Last year, Jaquet Droz rolled out a first round of the Grande Seconde Moon in three editions, including two steel models, and an ivory-coloured enamel dial cased in red gold. Building on the model’s success (and the growing popularity of black and gold wristwatches across the board), the brand added a fourth model to the collection at Baselworld 2018 in the form of this elegant-yet-modern black enamel model cased in red gold. Given how smitten I was with the first iterations — especially the beautiful level of detail in the execution of their moonphase complication — I couldn’t wait to take a closer look.
As noted, the changes with this new model are entirely visual. Powered by the self-winding caliber 2660QL3, which features a silicon hairspring and a pair of mainspring barrels delivering at 68-hour power reserve, its moonphase complication was executed to maintain accuracy for 122 years and 46 days before requiring a 1-day correction. I always find these sort of stats a little humorous, as this accuracy is effectively useless unless the caliber is maintained fully wound and running for that duration of time (which, by the way, is impossible considering the need for servicing along the way). Either way, you can still file it in that ever-present category of “because we can” watchmaking prowess. Visually speaking, this may well be my new favourite of the Grande Seconde Moon. It’s easy to lose yourself in the richness of its dark black grand feu enamel dial, or whittle away minutes staring at the intricacies of the engraved 22k red gold moon.

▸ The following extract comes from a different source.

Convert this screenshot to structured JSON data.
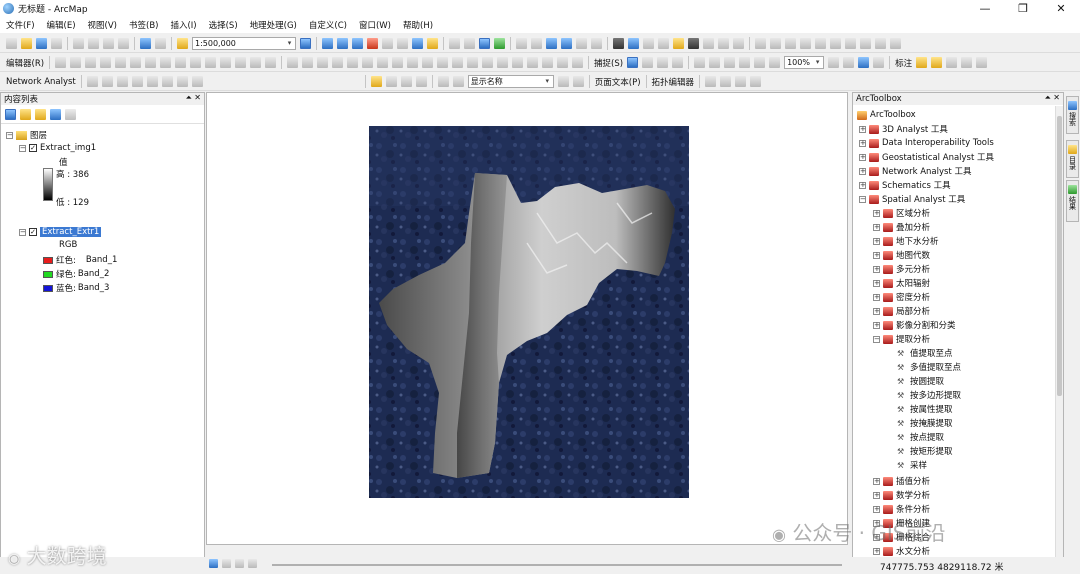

As an interesting detail, Jaquet Droz set the moon and stars in an onyx sub-dial, creating the faintest bit of contrast between the two dial finishes.
On the wrist
Depending on your wrist size and preferences, the Grande Seconde Moon Black Enamel might seem a bit daunting on paper. Being 43mm across and basically all dial, it certainly doesn’t wear compact; however, it’s still quite manageable on-wrist for a couple of key reasons. Firstly, its case profile tapers inwards from bezel to caseback, leading to the piece feeling a touch smaller when strapped on. Secondly, the relatively short and curved lugs of its case avoid that unwanted “wrist overhang” that those with smaller wrists are often faced with. On the plus side, JD have made a 39mm version of the Grande Seconde Moon in steel last year, so I wouldn’t be surprised if this latest model appears in a smaller case size down the road.
Who’s it for?
Fans of the elegant and understated who want something a little different than the norm. Also for those who appreciate fine craftsmanship over marketing hype. Jaquet Droz is one of those brands that are very “if you know, you know”.
In regards to this model, nothing surprising to be had. Elsewhere in the booth, though, the latest Jaquet Droz “Signing Machine” was a nice treat to see first-hand (first launched by the brand back in 2014).
Jaquet Droz Grande Seconde Moon Black Enamel Australian pricing
The Jaquet Droz Grande Seconde Moon Black Enamel, $38,600.
|Model:||Grande Seconde Moon Black Enamel|
|Case Material:||Red gold|
|Dial:||Double level black Grand Feu enamel dial with 18-karat red gold applied ring, black onyx moon disc, star and moon appliques in 18-karat red gold and 22-karat gold respectively|
|Movement:||Jaquet Droz 2660QL3|
|Functions:||Off-centered hours and minutes, large off-centered second Pointer-type date display and astronomical moon phase at 6 o’clock|